What is required:
Whenever a line in the entries below contains the string "screenshot", copy that line.

Material for this exercise:

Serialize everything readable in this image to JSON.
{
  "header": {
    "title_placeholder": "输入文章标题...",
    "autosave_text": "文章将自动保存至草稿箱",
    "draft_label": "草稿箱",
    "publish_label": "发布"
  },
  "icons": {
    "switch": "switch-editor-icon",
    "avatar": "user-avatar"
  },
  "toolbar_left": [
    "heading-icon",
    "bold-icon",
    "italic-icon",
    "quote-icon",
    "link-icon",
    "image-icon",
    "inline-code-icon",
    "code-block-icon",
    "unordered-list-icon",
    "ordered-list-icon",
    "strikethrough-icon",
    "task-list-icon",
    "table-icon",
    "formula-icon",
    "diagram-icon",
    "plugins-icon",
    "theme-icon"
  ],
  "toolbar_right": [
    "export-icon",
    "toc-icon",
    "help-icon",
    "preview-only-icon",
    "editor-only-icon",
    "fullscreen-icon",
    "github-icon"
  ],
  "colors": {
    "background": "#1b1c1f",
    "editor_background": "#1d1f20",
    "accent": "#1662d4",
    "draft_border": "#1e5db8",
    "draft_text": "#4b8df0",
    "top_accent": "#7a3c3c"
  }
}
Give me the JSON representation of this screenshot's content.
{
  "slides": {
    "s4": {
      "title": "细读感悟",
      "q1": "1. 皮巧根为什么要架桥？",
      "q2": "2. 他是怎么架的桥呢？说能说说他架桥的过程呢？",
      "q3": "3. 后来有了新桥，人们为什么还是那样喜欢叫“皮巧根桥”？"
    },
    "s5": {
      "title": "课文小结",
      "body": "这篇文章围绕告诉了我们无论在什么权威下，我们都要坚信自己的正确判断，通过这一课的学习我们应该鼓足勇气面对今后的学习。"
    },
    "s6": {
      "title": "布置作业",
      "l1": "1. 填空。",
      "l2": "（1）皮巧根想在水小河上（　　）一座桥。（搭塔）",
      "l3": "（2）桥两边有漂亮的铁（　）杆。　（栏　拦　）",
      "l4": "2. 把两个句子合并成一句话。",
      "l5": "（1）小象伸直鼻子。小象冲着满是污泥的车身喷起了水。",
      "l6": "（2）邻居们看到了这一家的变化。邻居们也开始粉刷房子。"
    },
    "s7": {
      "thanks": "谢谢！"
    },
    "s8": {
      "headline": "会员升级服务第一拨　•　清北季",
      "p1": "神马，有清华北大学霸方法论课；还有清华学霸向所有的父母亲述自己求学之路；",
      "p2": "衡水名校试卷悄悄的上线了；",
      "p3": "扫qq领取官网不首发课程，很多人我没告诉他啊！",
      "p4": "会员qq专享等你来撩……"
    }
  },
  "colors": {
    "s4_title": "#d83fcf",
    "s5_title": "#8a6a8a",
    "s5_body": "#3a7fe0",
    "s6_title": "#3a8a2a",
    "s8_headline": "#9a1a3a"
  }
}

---

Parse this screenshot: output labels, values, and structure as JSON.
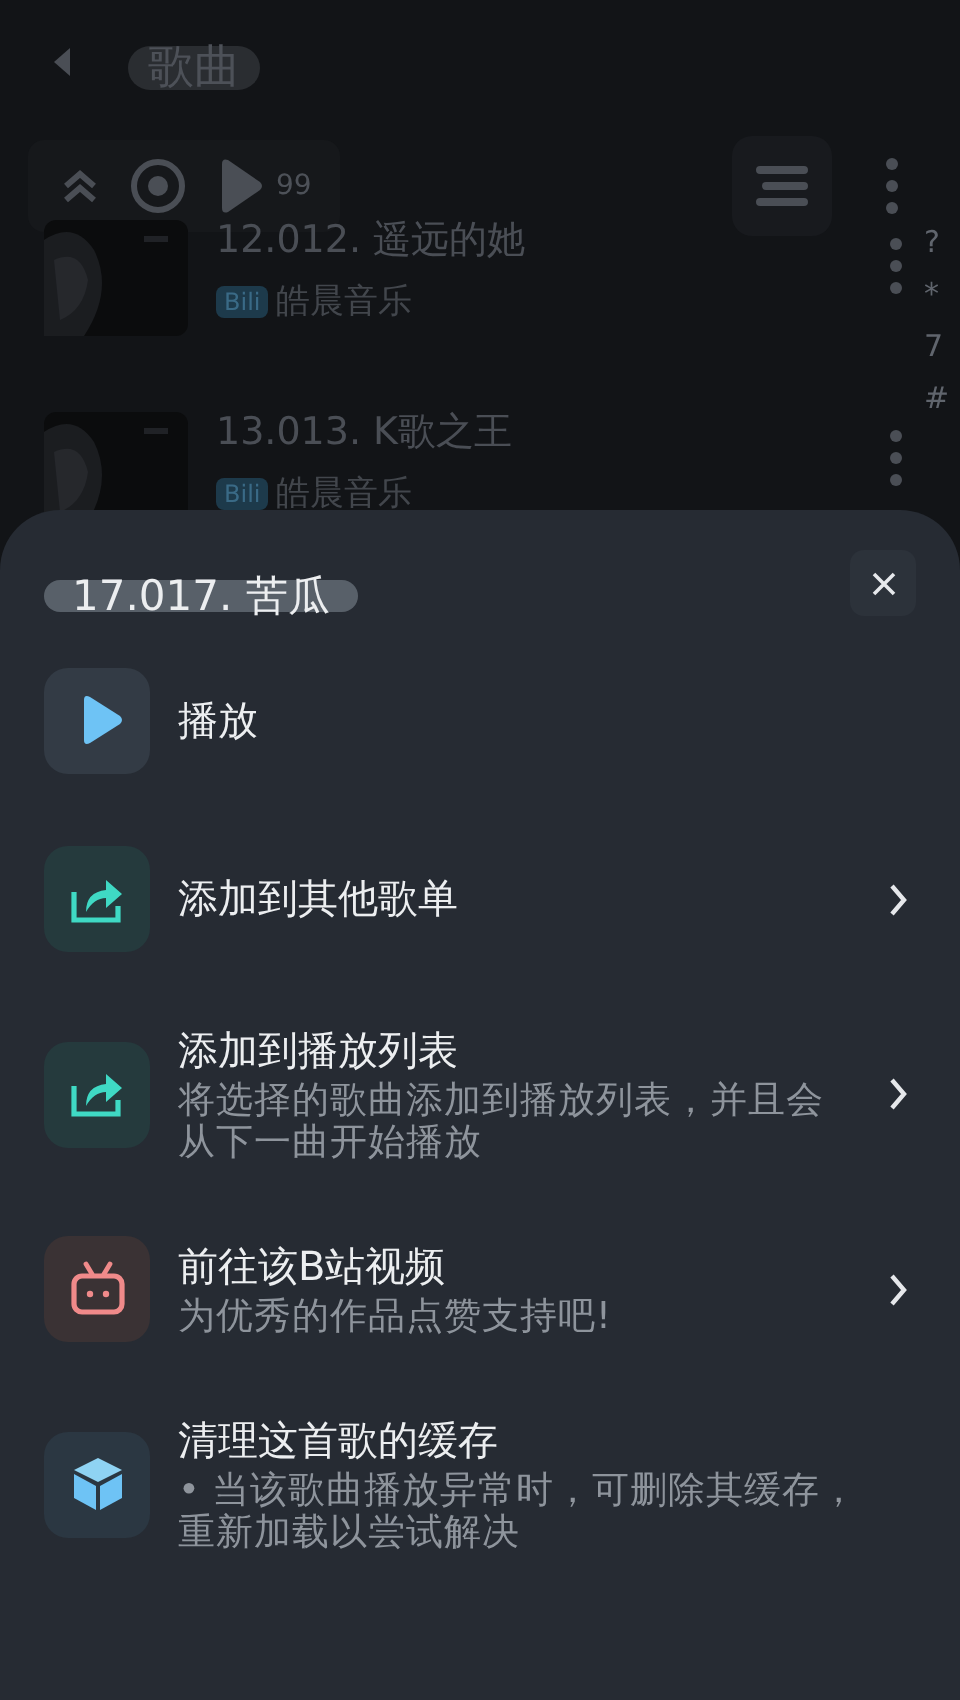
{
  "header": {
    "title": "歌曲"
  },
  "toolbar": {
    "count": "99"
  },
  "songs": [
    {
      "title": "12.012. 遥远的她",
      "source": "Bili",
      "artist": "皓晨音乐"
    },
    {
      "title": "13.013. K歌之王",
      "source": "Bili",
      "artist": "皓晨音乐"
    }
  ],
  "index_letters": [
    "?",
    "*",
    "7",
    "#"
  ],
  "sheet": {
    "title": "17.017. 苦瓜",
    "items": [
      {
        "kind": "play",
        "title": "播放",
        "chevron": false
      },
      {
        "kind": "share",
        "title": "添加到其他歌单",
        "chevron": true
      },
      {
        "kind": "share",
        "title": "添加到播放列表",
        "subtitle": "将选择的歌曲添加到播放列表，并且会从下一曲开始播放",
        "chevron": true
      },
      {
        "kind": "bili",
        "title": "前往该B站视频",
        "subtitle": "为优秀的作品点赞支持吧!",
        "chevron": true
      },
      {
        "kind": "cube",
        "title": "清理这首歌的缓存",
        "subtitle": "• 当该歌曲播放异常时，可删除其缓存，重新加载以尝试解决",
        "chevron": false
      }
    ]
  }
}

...

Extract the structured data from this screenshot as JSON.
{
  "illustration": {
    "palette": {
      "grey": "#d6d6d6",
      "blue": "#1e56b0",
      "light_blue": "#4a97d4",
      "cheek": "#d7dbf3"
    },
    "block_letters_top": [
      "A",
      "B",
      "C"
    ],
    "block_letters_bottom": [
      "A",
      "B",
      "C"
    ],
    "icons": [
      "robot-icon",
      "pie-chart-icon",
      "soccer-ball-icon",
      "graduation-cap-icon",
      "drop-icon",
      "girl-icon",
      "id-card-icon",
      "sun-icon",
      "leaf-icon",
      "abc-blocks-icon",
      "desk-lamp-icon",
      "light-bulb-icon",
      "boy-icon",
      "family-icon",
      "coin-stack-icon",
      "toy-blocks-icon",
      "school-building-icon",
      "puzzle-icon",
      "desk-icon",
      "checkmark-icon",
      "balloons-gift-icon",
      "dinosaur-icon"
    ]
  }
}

Response to this exercise:
Give me the JSON representation of this screenshot's content.
Parse this screenshot: output labels, values, and structure as JSON.
Extract the structured data from this screenshot as JSON.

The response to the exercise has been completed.